**PROBLEM**
Find how many lines in the data below mention "debería". Give the number only.

..........

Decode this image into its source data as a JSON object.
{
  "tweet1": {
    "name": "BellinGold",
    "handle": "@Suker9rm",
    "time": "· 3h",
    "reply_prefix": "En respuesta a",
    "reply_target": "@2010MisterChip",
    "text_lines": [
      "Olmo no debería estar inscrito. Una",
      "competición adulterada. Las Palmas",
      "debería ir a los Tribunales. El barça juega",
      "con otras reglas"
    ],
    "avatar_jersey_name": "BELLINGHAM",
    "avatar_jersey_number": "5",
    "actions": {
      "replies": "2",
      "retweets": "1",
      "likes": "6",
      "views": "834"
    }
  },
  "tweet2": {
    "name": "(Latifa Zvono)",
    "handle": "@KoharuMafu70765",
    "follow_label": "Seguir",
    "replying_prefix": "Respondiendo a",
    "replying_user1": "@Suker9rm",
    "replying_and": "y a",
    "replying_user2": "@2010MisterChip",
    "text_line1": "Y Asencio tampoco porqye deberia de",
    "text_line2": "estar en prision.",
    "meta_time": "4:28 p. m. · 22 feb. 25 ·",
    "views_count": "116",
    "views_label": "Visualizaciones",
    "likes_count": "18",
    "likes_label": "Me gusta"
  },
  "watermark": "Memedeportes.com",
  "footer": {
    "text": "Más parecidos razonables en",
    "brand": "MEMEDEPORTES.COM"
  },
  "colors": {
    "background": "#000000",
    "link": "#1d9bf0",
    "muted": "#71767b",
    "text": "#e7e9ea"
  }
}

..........

**TASK ANSWER**
2